In many cases, Research will reveal operations that can be outsourced or even deleted entirely to save money or bottlenecks in the production process that might be fixed to save time and money.
8) Final Words
Value chains in eCommerce facilitate the analysis of all operations involved in producing a product or service and the identification of cost-cutting techniques. You can streamline processes, remove waste, and boost profits using a value chain.
Further, it aids in getting relevant insights into inner processes that can improve the end customer's experience. Overall, value chain integrations in e-commerce have improved operational efficiencies. The result is that eCommerce companies are giving the most value to their customers for the least amount of capital investment.
9.1) What is an eCommerce value chain?

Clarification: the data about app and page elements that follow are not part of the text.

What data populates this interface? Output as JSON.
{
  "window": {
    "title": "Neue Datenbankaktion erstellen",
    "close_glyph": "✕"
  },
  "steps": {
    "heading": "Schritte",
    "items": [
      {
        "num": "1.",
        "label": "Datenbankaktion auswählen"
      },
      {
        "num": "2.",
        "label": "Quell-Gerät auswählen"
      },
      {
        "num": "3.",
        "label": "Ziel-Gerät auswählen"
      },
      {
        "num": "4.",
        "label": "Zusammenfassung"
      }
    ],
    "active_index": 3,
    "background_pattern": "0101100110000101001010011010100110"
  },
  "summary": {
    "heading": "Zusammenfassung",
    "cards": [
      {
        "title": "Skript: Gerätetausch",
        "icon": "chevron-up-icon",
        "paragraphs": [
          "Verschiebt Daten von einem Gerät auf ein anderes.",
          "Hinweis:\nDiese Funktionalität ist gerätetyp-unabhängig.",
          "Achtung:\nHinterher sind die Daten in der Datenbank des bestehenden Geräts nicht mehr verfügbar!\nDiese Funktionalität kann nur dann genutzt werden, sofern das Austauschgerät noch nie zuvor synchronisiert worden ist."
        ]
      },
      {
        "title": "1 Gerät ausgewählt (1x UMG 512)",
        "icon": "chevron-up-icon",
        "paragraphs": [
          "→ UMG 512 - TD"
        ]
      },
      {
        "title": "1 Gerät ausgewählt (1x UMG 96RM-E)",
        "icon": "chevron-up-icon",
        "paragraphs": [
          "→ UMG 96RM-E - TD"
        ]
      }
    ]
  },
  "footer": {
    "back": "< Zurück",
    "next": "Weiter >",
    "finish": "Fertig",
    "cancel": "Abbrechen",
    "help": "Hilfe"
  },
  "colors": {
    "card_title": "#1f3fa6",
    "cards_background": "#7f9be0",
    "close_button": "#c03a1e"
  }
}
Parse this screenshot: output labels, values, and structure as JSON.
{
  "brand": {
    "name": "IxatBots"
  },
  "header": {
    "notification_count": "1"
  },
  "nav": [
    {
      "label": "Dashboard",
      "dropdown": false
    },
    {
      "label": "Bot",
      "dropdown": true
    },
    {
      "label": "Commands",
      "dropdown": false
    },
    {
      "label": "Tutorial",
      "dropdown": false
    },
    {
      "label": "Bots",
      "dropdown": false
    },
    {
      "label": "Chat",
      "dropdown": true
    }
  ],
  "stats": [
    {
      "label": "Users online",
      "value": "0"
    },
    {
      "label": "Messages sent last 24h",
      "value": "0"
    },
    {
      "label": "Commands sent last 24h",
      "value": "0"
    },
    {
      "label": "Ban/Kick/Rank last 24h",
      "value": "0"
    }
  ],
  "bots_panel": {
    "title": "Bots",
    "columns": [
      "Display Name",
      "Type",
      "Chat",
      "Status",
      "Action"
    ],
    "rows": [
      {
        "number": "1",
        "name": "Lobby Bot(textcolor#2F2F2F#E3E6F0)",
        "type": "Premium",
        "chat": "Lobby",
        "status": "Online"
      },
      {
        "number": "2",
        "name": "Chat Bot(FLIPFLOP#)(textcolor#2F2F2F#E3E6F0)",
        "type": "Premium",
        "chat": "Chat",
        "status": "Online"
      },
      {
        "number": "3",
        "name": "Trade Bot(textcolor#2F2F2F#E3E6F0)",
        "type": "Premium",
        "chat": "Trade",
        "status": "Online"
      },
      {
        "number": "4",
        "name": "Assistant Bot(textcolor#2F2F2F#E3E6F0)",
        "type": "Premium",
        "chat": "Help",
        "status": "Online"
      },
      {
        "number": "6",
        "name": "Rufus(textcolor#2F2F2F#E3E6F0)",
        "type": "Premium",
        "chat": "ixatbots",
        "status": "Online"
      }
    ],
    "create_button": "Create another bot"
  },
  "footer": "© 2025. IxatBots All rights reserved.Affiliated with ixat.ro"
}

The general concept of the value chain suggests all activities that go into making a finished product. The steps needed to create a product may differ for different companies. However, a mainstream outline includes designing the product, procuring raw materials, manufacturing, distribution, etc.
The value chain for eCommerce delves deeper into the specifics of an eCommerce supply chain. Herein comes all the activities that create the product and deliver it to the final customer. The value chain in eCommerce goes into the specifics of logistics, like warehousing, inventory management, transportation, shipping, etc. Herein comes all the activities that create the product and deliver it to the final customer.
9.2) What is an effective value chain model?
An effective value chain model visualizes all the activities involved in producing a product to reduce cost and increase competitive advantage. On paper, it may look like a series of diagrams and graphs or a computer simulation model, but the purpose remains the same.
By retracing each step, one can gain valuable insights into which activities add value to the product. It will also assist in identifying areas for improvement to gain a competitive edge and increase the profit margin.
9.3) How to build a value chain model?
A value chain has two sets of activities: primary and secondary. A simple value chain model can be a diagram representing information and data of these activities. To get a proper model, take into account the following factors.
One, identify all the activities involved in the production and work performed by the employees in your company. This will help you get a firm grasp of your operations and the areas where value is propositioned.
Two, once you have a list of all your activities, try classifying them into primary and secondary/support activities.
Three, describe (even if briefly) the activities and how they contribute to adding value. It can be something for ensuring quality, increasing operational efficiency, or making the product favorable to customers.
Four, determine the cost associated with each activity. This may include labor costs, subscriptions, permits, materials, tools, infrastructure, etc. Cost calculation is a central facet of a value chain analysis and must be performed carefully.
Five, when you have a visual diagram, look for areas where waste recurs. These may be activities where costs are high, but the value is relatively low. Consider tradeoffs carefully. You may not want to streamline or reduce the price of a unique activity or require more time to display value.